The Sea Cadets headquarters on the quayside is a former pub and it was interesting to see there there is still a bar upstairs in the wardroom, and it was good to be able to see the exciting plans for the development of the Wenn’s Hotel, though the one question that they seem to be unable to answer is when the work will start. I intended heading off to the cemetery where the bar wife was dispensing tea and cakes, but the historic bus was full, so I ended up foot weary and in need of refreshment at the Live and Let Live, who had entered into the spirit of the day with a display of old pubs in town and a pianist for added entertainment. Overall I thought the days was a triumphant celebration of the rich heritage of West Norfolk and a massive thank you should go to all the volunteers and building owners who made it possible.

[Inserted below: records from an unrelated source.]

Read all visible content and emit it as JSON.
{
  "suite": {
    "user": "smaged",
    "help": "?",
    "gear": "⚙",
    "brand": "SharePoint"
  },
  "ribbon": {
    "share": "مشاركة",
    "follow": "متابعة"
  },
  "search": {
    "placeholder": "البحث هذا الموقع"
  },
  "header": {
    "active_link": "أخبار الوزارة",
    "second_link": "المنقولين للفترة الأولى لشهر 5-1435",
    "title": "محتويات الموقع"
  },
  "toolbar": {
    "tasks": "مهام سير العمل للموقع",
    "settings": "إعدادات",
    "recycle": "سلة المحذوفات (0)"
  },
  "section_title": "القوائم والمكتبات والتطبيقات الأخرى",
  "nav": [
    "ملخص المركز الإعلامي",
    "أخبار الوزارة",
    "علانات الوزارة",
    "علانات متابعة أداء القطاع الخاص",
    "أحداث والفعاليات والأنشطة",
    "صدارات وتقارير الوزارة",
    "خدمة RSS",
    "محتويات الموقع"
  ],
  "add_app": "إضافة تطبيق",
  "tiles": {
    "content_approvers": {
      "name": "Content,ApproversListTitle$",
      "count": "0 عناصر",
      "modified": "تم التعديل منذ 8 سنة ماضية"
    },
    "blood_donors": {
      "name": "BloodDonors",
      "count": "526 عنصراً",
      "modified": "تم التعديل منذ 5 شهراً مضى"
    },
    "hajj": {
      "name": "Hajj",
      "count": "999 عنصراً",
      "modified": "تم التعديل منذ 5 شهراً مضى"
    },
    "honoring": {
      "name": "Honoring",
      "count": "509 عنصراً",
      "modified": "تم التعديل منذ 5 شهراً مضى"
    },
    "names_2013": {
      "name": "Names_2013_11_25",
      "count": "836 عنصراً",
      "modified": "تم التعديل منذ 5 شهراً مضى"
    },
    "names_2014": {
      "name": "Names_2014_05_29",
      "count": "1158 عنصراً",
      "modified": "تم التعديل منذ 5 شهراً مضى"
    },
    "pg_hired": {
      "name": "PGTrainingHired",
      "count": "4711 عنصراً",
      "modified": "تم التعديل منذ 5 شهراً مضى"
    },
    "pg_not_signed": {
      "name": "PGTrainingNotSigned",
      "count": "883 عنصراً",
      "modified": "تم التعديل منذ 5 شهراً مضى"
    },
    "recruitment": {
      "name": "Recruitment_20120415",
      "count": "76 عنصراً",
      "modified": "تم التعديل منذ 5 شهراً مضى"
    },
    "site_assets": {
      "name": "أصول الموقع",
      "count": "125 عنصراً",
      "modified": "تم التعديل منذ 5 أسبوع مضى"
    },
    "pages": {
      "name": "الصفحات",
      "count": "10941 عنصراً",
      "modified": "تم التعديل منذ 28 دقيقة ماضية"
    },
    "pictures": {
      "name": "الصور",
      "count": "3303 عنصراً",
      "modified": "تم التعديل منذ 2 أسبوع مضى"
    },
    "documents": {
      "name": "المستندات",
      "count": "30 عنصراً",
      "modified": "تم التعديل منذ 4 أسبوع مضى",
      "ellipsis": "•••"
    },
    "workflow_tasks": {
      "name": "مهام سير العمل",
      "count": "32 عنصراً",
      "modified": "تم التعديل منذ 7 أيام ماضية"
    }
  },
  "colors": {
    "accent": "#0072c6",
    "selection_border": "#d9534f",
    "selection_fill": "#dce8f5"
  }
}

Meanwhile, elsewhere in West Norfolk a very different scenario was playing out. Our first inkling that something was up was when the local CAMRA branch received a phone call to say that our planned branch meeting on the Tuesday evening at the Lord Nelson in Burnham Thorpe could not go ahead as the pub was closing. Fortunately the Flitcham Social Club stepped in at short notice, for which we express our grateful thanks, and by the time we assembled, things had progressed rapidly. As has been reported elsewhere, the bailiffs turned up at the Lord Nelson to oversee the departure of the tenants and stood and watched as the historic interior was removed. For those who don’t know, the pub is close to the birthplace of Nelson and was renamed in his honour in 1798, seven years before the battle of Trafalgar and therefore the first pub in the country to bear his name. I first visited in 1980 when it was run by a local character called Les Winter, and it had become almost a shrine to the great man. There was no bar and beer was brought up directly from the cellar and served at the tables whilst the customers sat on the settles which were reputed to have been there since Nelson’s time. The other room was known as the Ward Room and, as with the rest of the pub was decorated with Nelson memorabilia, especially paintings. When I visited over the summer, the place had been much expanded but the core of the old building remained, perhaps a bit tidier, but I reckon that if Nelson had walked in he would still have recognised it. Not now. My understanding is that under the terms of the lease, anything not fastened down was the property of the tenants, which apparently included the settles, so it has all gone. So whilst we sit at home and condemn the destruction of historic sites such as Palmyra, this act of cultural vandalism takes place on our own doorstep. I believe the council and Greene King Brewery are not over happy with the situation and are trying to rectify the matter, and hopefully by the time you read this, some progress will have been made on the matter. Let’s hope so.